    This is an interesting article. The first home I purchased was in West Oakville and I love the area for some of the reasons mentioned in this article. My family and I moved out of the area to a bigger home about 5 years ago. I’m still shocked on a weekly basis about the development in West Oakville and I sell real estate as my profession. My personal opinion, this is driven by money and every developer pushes the limits with very little or no consideration for the area and the surrounding people. About 10 years ago the builders concentrated in East Oakville moved into the Coronation Park area for cheaper lots and now into West Oakville. Until one of these homes is built right in your backyard I don’t think you really realize the impact it can have on your life and the enjoyment of your property. I feel for Mr Seviour and some of the other owners that are being impacted by these changes. Very difficult to stop but these variances can get out of control if gone unchecked. I’m watching…

  16. Mike Labencki January 19, 2016 at

    Another area that is being devoured by the “Ego” homes is the old Sunningdale area. Built in the early 50s these homes were built on large lots by today’s standards. The smaller three bedroom bungalows are being replaced by property line, to property line houses that really don’t fit the neighbourhood.

  17. Mary D. Smith January 19, 2016 at

    Transitional neighbourhoods are being threatened ‘en masse’ in Oakville; another case in point is the ‘million dollar’ development bordered by Rebecca St, Dorval and Mary St. Here, all vegetation was leveled and any separation between residences invites a handshake between houses.

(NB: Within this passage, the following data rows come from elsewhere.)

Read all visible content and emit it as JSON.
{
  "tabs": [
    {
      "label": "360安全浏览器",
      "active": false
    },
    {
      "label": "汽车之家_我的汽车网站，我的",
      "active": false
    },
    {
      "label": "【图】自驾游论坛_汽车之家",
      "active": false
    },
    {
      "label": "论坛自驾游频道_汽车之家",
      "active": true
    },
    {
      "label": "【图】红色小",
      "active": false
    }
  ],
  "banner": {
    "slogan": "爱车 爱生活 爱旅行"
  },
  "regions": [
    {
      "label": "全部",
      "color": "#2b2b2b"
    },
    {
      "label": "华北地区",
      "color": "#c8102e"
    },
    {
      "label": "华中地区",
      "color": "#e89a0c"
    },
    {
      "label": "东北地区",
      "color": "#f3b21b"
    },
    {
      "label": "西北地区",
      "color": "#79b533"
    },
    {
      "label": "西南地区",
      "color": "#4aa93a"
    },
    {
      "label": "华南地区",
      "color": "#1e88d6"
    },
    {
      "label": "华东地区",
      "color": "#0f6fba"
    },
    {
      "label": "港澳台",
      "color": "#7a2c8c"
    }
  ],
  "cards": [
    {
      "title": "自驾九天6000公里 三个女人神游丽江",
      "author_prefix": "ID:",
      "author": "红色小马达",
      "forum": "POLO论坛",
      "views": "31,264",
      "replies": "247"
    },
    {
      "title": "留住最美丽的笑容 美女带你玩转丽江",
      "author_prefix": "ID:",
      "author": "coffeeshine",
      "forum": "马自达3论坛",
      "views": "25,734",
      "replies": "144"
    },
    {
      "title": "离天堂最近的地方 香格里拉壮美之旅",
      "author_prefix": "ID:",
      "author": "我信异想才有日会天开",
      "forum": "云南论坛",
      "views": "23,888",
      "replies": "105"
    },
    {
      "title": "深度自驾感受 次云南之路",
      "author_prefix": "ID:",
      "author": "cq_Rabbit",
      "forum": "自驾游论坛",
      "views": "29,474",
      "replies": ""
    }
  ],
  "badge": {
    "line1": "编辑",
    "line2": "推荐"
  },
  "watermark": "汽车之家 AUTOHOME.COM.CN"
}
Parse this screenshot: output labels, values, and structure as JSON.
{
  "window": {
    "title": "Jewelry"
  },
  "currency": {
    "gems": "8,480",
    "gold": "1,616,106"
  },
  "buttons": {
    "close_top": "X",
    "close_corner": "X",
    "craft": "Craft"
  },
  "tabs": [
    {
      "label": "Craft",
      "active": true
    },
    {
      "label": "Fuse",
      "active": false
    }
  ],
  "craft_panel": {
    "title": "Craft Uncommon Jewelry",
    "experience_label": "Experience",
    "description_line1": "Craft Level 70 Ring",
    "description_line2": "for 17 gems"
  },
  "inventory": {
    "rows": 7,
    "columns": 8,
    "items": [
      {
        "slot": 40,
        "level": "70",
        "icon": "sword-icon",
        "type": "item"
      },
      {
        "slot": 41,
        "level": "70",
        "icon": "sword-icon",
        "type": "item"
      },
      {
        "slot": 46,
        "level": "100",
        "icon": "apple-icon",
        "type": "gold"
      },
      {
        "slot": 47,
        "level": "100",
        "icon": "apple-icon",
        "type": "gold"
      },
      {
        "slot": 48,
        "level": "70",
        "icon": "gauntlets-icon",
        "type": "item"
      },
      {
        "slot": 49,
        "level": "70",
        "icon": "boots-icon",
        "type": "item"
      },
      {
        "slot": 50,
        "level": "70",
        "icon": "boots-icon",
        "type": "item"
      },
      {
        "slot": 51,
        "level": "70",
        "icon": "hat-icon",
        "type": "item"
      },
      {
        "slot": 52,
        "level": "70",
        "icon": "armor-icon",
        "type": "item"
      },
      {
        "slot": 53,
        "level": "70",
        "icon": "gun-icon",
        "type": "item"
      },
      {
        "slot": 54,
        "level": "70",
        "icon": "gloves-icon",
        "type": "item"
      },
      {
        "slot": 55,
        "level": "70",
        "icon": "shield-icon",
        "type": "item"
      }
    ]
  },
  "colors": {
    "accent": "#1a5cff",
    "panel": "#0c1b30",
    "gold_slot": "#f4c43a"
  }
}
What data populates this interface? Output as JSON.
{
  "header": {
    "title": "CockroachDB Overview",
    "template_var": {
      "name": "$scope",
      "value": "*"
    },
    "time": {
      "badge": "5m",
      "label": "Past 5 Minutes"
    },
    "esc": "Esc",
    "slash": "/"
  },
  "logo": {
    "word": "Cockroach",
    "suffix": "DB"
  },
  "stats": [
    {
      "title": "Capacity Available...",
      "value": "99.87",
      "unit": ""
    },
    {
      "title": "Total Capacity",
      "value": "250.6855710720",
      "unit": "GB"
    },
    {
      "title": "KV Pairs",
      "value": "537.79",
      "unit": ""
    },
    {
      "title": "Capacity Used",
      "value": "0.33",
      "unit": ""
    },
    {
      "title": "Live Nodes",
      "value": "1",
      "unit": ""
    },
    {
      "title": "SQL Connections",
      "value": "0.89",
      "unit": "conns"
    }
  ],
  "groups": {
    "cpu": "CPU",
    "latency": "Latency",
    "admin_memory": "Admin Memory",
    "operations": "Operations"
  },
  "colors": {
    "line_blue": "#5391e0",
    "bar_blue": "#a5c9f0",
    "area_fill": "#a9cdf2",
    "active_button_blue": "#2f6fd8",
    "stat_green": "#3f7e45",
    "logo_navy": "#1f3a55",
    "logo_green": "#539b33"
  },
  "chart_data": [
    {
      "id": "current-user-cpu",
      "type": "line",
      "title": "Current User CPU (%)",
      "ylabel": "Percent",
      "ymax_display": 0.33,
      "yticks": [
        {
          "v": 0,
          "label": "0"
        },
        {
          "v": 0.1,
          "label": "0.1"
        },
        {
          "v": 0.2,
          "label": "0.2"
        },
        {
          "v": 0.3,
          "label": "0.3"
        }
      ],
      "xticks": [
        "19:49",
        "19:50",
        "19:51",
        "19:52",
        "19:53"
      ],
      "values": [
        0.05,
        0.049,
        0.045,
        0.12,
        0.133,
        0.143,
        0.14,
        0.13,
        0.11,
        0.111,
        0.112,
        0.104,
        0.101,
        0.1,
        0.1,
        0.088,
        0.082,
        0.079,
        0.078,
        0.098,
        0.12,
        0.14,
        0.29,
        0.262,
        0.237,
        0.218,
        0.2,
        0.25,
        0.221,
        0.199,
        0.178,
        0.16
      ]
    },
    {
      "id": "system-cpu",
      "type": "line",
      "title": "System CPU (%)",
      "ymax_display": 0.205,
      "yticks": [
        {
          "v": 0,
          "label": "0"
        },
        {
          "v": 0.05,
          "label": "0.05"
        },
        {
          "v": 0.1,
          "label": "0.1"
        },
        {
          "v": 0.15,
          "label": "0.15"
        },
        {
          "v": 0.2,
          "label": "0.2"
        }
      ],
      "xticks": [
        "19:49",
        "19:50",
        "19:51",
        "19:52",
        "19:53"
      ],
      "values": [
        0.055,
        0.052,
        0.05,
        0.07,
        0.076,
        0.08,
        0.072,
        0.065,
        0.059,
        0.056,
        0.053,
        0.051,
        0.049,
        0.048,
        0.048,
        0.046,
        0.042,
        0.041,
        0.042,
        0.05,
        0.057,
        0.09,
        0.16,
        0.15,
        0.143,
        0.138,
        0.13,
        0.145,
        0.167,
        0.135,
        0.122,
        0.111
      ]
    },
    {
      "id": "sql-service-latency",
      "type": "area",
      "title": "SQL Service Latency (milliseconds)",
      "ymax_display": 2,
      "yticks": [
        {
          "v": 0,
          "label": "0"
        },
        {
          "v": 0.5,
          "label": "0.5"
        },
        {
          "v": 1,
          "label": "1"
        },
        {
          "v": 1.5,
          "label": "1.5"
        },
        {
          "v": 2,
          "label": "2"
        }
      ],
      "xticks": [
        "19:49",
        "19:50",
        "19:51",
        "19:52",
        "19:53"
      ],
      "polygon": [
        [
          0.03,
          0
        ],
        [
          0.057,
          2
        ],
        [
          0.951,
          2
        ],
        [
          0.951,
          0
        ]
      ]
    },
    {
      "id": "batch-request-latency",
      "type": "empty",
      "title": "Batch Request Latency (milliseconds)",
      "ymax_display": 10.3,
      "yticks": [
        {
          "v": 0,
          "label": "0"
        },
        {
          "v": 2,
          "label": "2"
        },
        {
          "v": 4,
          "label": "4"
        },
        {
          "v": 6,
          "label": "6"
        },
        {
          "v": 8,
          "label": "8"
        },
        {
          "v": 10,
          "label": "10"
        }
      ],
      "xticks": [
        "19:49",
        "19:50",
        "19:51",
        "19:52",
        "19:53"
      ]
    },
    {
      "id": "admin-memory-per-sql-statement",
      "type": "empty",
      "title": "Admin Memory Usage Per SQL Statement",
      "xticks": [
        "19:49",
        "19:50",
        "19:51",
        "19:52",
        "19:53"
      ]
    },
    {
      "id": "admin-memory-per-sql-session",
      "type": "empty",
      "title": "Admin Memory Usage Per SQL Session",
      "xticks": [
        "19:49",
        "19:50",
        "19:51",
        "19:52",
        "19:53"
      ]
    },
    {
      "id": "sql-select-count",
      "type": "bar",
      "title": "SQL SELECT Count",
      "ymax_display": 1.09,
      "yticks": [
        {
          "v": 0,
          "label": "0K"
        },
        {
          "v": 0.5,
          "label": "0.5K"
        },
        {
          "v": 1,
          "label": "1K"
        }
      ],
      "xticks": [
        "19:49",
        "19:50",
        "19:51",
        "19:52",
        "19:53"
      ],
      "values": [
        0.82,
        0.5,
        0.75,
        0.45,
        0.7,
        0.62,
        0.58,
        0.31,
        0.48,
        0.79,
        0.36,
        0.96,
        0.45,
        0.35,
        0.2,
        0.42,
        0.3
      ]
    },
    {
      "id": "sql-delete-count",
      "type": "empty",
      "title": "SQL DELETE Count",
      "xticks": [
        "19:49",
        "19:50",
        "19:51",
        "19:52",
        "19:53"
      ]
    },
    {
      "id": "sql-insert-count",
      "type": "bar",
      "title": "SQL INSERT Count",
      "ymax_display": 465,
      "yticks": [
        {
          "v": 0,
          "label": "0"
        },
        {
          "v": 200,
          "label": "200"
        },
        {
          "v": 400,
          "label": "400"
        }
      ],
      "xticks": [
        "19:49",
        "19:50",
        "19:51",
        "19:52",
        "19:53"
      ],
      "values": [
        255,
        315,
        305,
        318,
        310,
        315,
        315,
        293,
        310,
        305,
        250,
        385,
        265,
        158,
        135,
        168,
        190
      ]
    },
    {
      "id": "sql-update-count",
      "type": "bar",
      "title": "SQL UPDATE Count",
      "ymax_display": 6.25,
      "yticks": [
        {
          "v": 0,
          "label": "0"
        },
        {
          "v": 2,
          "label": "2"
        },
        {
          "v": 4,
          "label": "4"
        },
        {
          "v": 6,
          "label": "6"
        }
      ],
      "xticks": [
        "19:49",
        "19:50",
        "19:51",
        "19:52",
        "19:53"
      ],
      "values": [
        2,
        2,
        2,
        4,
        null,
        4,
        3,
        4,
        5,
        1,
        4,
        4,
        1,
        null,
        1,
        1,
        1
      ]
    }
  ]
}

A total loss of privacy in the neighbourhood. I have friends, acquaintances and family living in the area and thank the neighbours who have stepped forward to challenge the destruction of our lovely residential areas.

    • Natalia January 19, 2016 at

      It is true, massing is a pressing issue all over Oakville. I hope to tackle more in coming articles.

      Thank you for your comment.

  18. Chris Kowalchuk January 19, 2016 at

    This is why I am running for Ward 2 Councillor in Oakville,
    Thank you Linda Morgan, you have a friend in me.
    Please call me, thanks. Chris Kowalchuk

    • Natalia January 19, 2016 at

      Thank you so much for your comment, I have been forwarded your information and I will be in touch soon.

  19. Thomas Petrowitz January 19, 2016 at

    Great article. Sadly, this is becoming the rule rather than the exception. The “monster house” status symbol sense of entitlement has even reached our tiny village on the west coast of Vancouver Island. Approvals for zoning variances will continue unabated unless people such as yourselves stand up and are counted. Well done! Keep at it. We are noticing developers and property owners here beginning to think a little differently, only after years of doing exactly what you are doing. Our District Council cringes when one or more of our number attend meetings where an unreasonable zoning variance application is on the agenda. We can take nothing for granted. You give us hope. Thank you.

    • Natalia January 19, 2016 at

      Thank you so much for your comment. It really is heartbreaking watching the “monster houses” take over quaint little neighbourhoods. Should this trend continue, there will no longer be these lovely little communities.

      I’m glad to hear that your community is standing up as well.